Your assignment → Where the word "rest" occurs in a line of the listing below, copy that line.

Exercise data →
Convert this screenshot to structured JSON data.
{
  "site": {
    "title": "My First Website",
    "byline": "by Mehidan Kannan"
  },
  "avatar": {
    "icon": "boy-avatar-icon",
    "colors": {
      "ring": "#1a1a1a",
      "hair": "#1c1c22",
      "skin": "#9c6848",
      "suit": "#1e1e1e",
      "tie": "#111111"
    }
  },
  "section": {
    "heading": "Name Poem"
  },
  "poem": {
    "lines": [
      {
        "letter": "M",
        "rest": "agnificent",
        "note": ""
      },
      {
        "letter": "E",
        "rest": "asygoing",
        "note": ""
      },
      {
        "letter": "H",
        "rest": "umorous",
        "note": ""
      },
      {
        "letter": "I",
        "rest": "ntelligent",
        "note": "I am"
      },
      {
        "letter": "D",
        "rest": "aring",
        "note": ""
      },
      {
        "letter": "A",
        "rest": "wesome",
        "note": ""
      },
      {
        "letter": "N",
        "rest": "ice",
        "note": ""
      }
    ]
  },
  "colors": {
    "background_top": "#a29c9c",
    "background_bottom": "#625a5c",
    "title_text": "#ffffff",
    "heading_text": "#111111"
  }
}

Response area →
        "rest": "agnificent",
        "rest": "asygoing",
        "rest": "umorous",
        "rest": "ntelligent",
        "rest": "aring",
        "rest": "wesome",
        "rest": "ice",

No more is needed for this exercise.